Problem statement:
Could you give back the listing below exactly, every line included?

Material shown:
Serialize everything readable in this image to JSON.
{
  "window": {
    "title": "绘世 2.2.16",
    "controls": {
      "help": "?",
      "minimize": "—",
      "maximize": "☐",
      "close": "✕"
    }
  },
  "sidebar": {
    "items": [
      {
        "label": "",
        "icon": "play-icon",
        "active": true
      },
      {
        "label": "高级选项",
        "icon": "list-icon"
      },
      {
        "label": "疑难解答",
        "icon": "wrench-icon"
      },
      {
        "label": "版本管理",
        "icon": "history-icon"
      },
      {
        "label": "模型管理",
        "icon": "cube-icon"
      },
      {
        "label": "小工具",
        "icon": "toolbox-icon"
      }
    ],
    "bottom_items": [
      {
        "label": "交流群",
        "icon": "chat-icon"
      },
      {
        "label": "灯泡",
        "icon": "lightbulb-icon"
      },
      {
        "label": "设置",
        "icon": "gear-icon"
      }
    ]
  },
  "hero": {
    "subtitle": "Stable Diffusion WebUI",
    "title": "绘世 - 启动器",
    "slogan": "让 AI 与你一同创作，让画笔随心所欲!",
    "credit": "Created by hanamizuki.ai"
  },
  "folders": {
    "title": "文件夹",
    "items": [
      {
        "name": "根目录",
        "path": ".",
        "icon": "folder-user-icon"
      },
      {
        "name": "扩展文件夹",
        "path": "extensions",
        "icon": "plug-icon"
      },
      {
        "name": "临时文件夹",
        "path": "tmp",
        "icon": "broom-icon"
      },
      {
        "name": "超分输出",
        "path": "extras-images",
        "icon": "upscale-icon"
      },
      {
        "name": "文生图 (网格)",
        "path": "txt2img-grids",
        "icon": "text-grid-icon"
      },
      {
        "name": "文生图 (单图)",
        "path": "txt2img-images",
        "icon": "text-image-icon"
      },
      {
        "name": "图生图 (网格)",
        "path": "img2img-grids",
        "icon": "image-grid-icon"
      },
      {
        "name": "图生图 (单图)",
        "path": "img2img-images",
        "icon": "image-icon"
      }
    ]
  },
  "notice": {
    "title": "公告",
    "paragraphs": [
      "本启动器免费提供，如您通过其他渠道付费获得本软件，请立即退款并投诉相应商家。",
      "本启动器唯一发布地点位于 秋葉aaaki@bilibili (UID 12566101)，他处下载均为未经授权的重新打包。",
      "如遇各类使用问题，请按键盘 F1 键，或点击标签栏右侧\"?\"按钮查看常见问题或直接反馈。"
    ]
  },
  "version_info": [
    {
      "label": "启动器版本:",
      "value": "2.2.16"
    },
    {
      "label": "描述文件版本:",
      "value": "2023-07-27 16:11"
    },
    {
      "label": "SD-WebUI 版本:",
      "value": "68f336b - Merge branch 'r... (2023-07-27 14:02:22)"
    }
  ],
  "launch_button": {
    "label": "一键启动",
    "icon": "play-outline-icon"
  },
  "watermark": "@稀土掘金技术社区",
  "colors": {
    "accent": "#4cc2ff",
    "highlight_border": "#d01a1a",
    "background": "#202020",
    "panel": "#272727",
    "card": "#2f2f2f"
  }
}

Response area:
Serialize everything readable in this image to JSON.
{
  "window": {
    "title": "绘世 2.2.16",
    "controls": {
      "help": "?",
      "minimize": "—",
      "maximize": "☐",
      "close": "✕"
    }
  },
  "sidebar": {
    "items": [
      {
        "label": "",
        "icon": "play-icon",
        "active": true
      },
      {
        "label": "高级选项",
        "icon": "list-icon"
      },
      {
        "label": "疑难解答",
        "icon": "wrench-icon"
      },
      {
        "label": "版本管理",
        "icon": "history-icon"
      },
      {
        "label": "模型管理",
        "icon": "cube-icon"
      },
      {
        "label": "小工具",
        "icon": "toolbox-icon"
      }
    ],
    "bottom_items": [
      {
        "label": "交流群",
        "icon": "chat-icon"
      },
      {
        "label": "灯泡",
        "icon": "lightbulb-icon"
      },
      {
        "label": "设置",
        "icon": "gear-icon"
      }
    ]
  },
  "hero": {
    "subtitle": "Stable Diffusion WebUI",
    "title": "绘世 - 启动器",
    "slogan": "让 AI 与你一同创作，让画笔随心所欲!",
    "credit": "Created by hanamizuki.ai"
  },
  "folders": {
    "title": "文件夹",
    "items": [
      {
        "name": "根目录",
        "path": ".",
        "icon": "folder-user-icon"
      },
      {
        "name": "扩展文件夹",
        "path": "extensions",
        "icon": "plug-icon"
      },
      {
        "name": "临时文件夹",
        "path": "tmp",
        "icon": "broom-icon"
      },
      {
        "name": "超分输出",
        "path": "extras-images",
        "icon": "upscale-icon"
      },
      {
        "name": "文生图 (网格)",
        "path": "txt2img-grids",
        "icon": "text-grid-icon"
      },
      {
        "name": "文生图 (单图)",
        "path": "txt2img-images",
        "icon": "text-image-icon"
      },
      {
        "name": "图生图 (网格)",
        "path": "img2img-grids",
        "icon": "image-grid-icon"
      },
      {
        "name": "图生图 (单图)",
        "path": "img2img-images",
        "icon": "image-icon"
      }
    ]
  },
  "notice": {
    "title": "公告",
    "paragraphs": [
      "本启动器免费提供，如您通过其他渠道付费获得本软件，请立即退款并投诉相应商家。",
      "本启动器唯一发布地点位于 秋葉aaaki@bilibili (UID 12566101)，他处下载均为未经授权的重新打包。",
      "如遇各类使用问题，请按键盘 F1 键，或点击标签栏右侧\"?\"按钮查看常见问题或直接反馈。"
    ]
  },
  "version_info": [
    {
      "label": "启动器版本:",
      "value": "2.2.16"
    },
    {
      "label": "描述文件版本:",
      "value": "2023-07-27 16:11"
    },
    {
      "label": "SD-WebUI 版本:",
      "value": "68f336b - Merge branch 'r... (2023-07-27 14:02:22)"
    }
  ],
  "launch_button": {
    "label": "一键启动",
    "icon": "play-outline-icon"
  },
  "watermark": "@稀土掘金技术社区",
  "colors": {
    "accent": "#4cc2ff",
    "highlight_border": "#d01a1a",
    "background": "#202020",
    "panel": "#272727",
    "card": "#2f2f2f"
  }
}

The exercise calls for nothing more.